- **Records for processing**:

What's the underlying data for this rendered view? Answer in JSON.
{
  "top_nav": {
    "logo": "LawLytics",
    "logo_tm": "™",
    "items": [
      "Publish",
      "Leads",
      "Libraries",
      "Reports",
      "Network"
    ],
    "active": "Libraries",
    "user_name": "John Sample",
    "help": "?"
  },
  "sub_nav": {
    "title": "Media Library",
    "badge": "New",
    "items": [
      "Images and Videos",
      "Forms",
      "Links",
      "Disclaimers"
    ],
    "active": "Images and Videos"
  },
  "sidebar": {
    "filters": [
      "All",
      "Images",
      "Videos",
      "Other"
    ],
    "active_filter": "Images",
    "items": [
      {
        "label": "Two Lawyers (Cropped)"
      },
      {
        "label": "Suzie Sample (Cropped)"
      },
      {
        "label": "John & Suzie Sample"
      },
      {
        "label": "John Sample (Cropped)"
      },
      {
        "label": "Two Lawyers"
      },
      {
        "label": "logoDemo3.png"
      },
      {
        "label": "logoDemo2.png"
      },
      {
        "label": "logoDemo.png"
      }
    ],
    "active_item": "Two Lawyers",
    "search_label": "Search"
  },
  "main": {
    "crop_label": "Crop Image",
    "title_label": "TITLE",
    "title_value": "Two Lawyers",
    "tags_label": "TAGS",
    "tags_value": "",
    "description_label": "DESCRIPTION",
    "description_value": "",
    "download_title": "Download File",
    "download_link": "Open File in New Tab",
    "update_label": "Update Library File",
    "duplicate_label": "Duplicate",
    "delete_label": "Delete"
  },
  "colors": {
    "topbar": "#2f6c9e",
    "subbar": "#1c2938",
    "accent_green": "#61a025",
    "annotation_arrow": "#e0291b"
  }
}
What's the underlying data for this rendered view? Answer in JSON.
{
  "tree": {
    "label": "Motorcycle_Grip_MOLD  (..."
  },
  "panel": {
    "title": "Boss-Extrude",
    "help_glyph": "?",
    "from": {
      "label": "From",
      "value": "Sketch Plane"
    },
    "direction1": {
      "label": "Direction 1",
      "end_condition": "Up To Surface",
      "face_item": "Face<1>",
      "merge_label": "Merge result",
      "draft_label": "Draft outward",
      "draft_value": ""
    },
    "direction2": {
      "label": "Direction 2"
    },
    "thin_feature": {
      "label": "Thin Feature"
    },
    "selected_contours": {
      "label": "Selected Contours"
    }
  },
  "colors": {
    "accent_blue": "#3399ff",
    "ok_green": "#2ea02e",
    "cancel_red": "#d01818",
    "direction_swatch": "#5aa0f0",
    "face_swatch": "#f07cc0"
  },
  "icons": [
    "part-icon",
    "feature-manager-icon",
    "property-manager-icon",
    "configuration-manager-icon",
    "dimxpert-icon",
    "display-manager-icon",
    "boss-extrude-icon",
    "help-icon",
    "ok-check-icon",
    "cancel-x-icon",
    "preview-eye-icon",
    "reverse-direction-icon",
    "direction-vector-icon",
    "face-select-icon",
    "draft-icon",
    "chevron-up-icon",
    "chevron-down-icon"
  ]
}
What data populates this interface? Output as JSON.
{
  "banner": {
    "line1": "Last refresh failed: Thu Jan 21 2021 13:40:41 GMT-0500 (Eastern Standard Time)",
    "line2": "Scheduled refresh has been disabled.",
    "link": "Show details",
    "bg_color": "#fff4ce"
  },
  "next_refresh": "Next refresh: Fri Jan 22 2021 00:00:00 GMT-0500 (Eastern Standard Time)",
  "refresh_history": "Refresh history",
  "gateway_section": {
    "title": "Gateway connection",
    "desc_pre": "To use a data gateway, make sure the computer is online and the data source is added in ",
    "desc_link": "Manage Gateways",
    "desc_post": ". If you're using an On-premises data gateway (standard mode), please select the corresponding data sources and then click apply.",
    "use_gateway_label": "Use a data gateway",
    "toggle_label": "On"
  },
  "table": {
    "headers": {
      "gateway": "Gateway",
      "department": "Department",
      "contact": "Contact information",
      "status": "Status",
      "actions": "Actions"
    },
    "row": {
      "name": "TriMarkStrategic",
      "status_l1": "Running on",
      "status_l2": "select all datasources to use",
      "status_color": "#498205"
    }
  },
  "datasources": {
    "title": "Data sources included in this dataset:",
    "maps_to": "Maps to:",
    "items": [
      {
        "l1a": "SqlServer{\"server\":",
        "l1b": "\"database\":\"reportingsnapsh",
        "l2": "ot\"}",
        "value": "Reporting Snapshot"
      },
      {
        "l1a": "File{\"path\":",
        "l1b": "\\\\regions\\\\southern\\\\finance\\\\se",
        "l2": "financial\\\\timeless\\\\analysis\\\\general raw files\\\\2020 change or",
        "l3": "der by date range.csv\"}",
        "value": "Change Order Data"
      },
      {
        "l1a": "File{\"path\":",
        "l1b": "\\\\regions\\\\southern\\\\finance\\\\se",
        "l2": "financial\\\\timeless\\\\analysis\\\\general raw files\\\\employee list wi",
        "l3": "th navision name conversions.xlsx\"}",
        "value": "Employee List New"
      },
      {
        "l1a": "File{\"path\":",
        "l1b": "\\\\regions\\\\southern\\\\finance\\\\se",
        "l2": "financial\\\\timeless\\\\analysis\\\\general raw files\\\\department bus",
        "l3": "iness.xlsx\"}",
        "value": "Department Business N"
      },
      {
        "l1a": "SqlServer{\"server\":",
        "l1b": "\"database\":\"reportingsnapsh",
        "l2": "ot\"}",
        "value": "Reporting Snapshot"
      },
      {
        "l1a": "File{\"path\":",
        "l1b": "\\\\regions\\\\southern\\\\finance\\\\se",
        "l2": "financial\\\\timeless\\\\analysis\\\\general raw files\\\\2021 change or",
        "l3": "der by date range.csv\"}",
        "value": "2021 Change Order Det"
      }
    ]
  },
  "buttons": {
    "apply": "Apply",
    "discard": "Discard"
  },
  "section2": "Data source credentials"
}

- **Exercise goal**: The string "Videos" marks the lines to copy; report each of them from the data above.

- **Task response**:
      "Images and Videos",
    "active": "Images and Videos"
      "Videos",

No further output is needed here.